*** Opening of Records to use ***
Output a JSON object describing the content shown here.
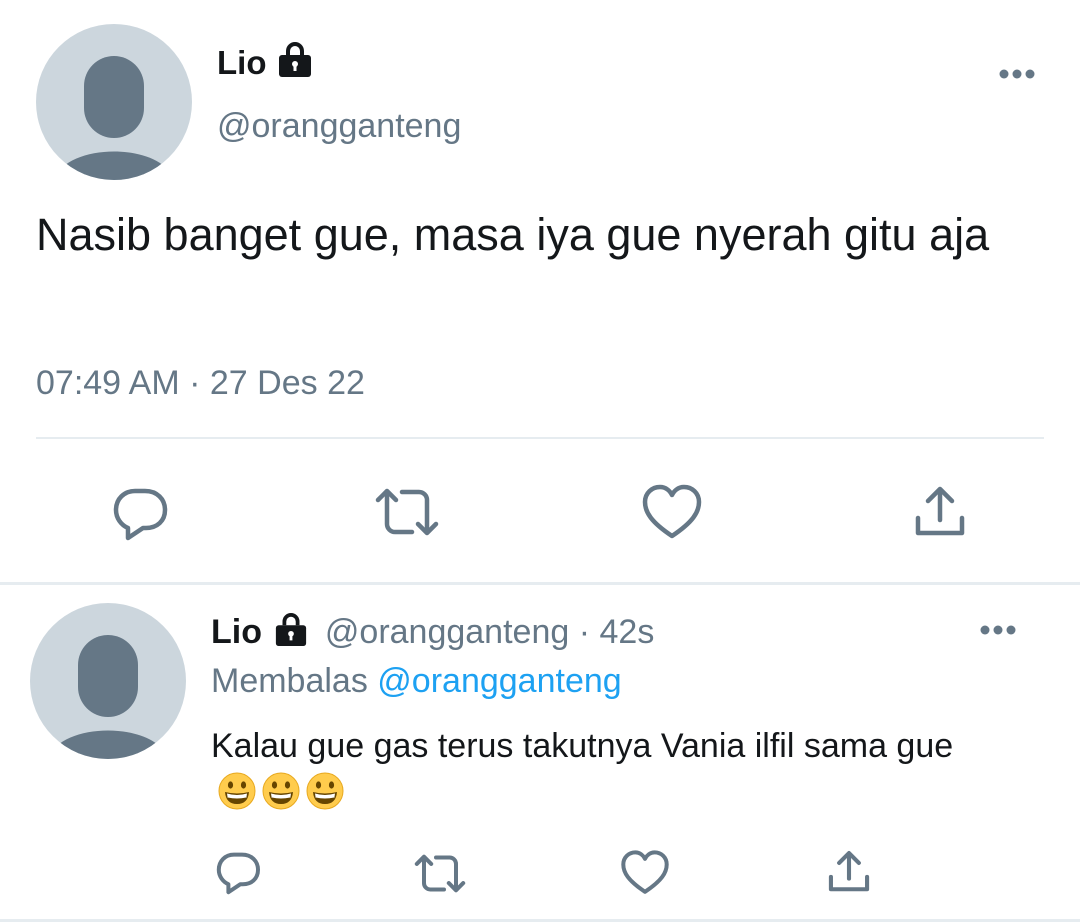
{
  "main_tweet": {
    "display_name": "Lio",
    "handle": "@orangganteng",
    "text": "Nasib banget gue, masa iya gue nyerah gitu aja",
    "time": "07:49 AM",
    "separator": "·",
    "date": "27 Des 22"
  },
  "reply_tweet": {
    "display_name": "Lio",
    "handle": "@orangganteng",
    "separator": "·",
    "age": "42s",
    "replying_prefix": "Membalas",
    "replying_to": "@orangganteng",
    "text": "Kalau gue gas terus takutnya Vania ilfil sama gue",
    "emojis": [
      "grinning-face-emoji",
      "grinning-face-emoji",
      "grinning-face-emoji"
    ]
  },
  "icons": {
    "lock": "lock-icon",
    "more": "more-icon",
    "reply": "reply-icon",
    "retweet": "retweet-icon",
    "like": "like-icon",
    "share": "share-icon"
  },
  "colors": {
    "text": "#14171a",
    "muted": "#657786",
    "link": "#1da1f2",
    "divider": "#e6ecf0",
    "avatar_bg": "#ccd6dd",
    "avatar_fg": "#657786"
  }
}
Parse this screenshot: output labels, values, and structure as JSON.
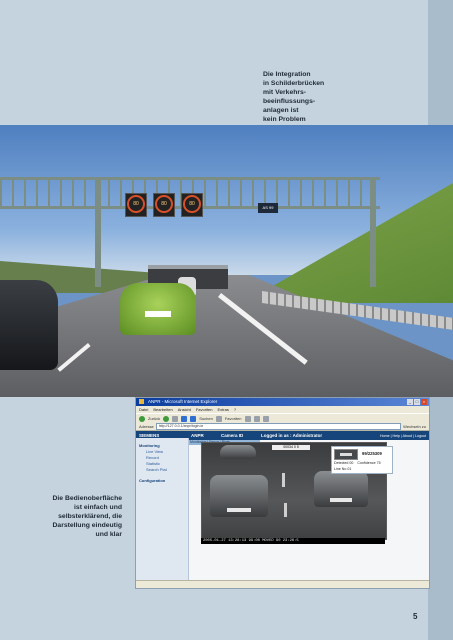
{
  "captions": {
    "top": [
      "Die Integration",
      "in Schilderbrücken",
      "mit Verkehrs-",
      "beeinflussungs-",
      "anlagen ist",
      "kein Problem"
    ],
    "left": [
      "Die Bedienoberfläche",
      "ist einfach und",
      "selbsterklärend, die",
      "Darstellung eindeutig",
      "und klar"
    ]
  },
  "page_number": "5",
  "photo": {
    "speed_signs": [
      "80",
      "80",
      "80"
    ],
    "distance_sign": "AS 99",
    "green_car_plate": "",
    "colors": {
      "sky": "#6d94c6",
      "road": "#6a6c6f",
      "hill": "#7ea34a"
    }
  },
  "software": {
    "window_title": "ANPR - Microsoft Internet Explorer",
    "menu": [
      "Datei",
      "Bearbeiten",
      "Ansicht",
      "Favoriten",
      "Extras",
      "?"
    ],
    "toolbar": [
      "Zurück",
      "Suchen",
      "Favoriten"
    ],
    "address_label": "Adresse",
    "address_value": "http://127.0.0.1/anpr/login.ie",
    "links_label": "Wechseln zu",
    "brand": "SIEMENS",
    "app_name": "ANPR",
    "camera_label": "Camera ID",
    "login_text": "Logged in as : Administrator",
    "header_links": "Home | Help | About | Logout",
    "sub_tab": "Monitoring | Fence | Plate",
    "sidebar": {
      "section1": "Monitoring",
      "items1": [
        "Live View",
        "Record",
        "Statistic",
        "Search Plat"
      ],
      "section2": "Configuration"
    },
    "plate_number": "99/225309",
    "panel_rows": [
      {
        "label": "Detected",
        "value": "00"
      },
      {
        "label": "Confidence",
        "value": "75"
      },
      {
        "label": "Line No",
        "value": "01"
      }
    ],
    "video_tag": "00034   0   5",
    "video_caption": "2005-01-27  13:28:13  99:00  MOVED  90 23:26:5",
    "colors": {
      "app_header": "#15457a",
      "titlebar": "#0a3c9e",
      "sidebar": "#dfe7f1"
    }
  }
}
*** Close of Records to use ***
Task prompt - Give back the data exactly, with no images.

Completed task -
Output a JSON object describing the content shown here.
{
  "main_tweet": {
    "display_name": "Lio",
    "handle": "@orangganteng",
    "text": "Nasib banget gue, masa iya gue nyerah gitu aja",
    "time": "07:49 AM",
    "separator": "·",
    "date": "27 Des 22"
  },
  "reply_tweet": {
    "display_name": "Lio",
    "handle": "@orangganteng",
    "separator": "·",
    "age": "42s",
    "replying_prefix": "Membalas",
    "replying_to": "@orangganteng",
    "text": "Kalau gue gas terus takutnya Vania ilfil sama gue",
    "emojis": [
      "grinning-face-emoji",
      "grinning-face-emoji",
      "grinning-face-emoji"
    ]
  },
  "icons": {
    "lock": "lock-icon",
    "more": "more-icon",
    "reply": "reply-icon",
    "retweet": "retweet-icon",
    "like": "like-icon",
    "share": "share-icon"
  },
  "colors": {
    "text": "#14171a",
    "muted": "#657786",
    "link": "#1da1f2",
    "divider": "#e6ecf0",
    "avatar_bg": "#ccd6dd",
    "avatar_fg": "#657786"
  }
}
Parse this screenshot: output labels, values, and structure as JSON.
{
  "captions": {
    "top": [
      "Die Integration",
      "in Schilderbrücken",
      "mit Verkehrs-",
      "beeinflussungs-",
      "anlagen ist",
      "kein Problem"
    ],
    "left": [
      "Die Bedienoberfläche",
      "ist einfach und",
      "selbsterklärend, die",
      "Darstellung eindeutig",
      "und klar"
    ]
  },
  "page_number": "5",
  "photo": {
    "speed_signs": [
      "80",
      "80",
      "80"
    ],
    "distance_sign": "AS 99",
    "green_car_plate": "",
    "colors": {
      "sky": "#6d94c6",
      "road": "#6a6c6f",
      "hill": "#7ea34a"
    }
  },
  "software": {
    "window_title": "ANPR - Microsoft Internet Explorer",
    "menu": [
      "Datei",
      "Bearbeiten",
      "Ansicht",
      "Favoriten",
      "Extras",
      "?"
    ],
    "toolbar": [
      "Zurück",
      "Suchen",
      "Favoriten"
    ],
    "address_label": "Adresse",
    "address_value": "http://127.0.0.1/anpr/login.ie",
    "links_label": "Wechseln zu",
    "brand": "SIEMENS",
    "app_name": "ANPR",
    "camera_label": "Camera ID",
    "login_text": "Logged in as : Administrator",
    "header_links": "Home | Help | About | Logout",
    "sub_tab": "Monitoring | Fence | Plate",
    "sidebar": {
      "section1": "Monitoring",
      "items1": [
        "Live View",
        "Record",
        "Statistic",
        "Search Plat"
      ],
      "section2": "Configuration"
    },
    "plate_number": "99/225309",
    "panel_rows": [
      {
        "label": "Detected",
        "value": "00"
      },
      {
        "label": "Confidence",
        "value": "75"
      },
      {
        "label": "Line No",
        "value": "01"
      }
    ],
    "video_tag": "00034   0   5",
    "video_caption": "2005-01-27  13:28:13  99:00  MOVED  90 23:26:5",
    "colors": {
      "app_header": "#15457a",
      "titlebar": "#0a3c9e",
      "sidebar": "#dfe7f1"
    }
  }
}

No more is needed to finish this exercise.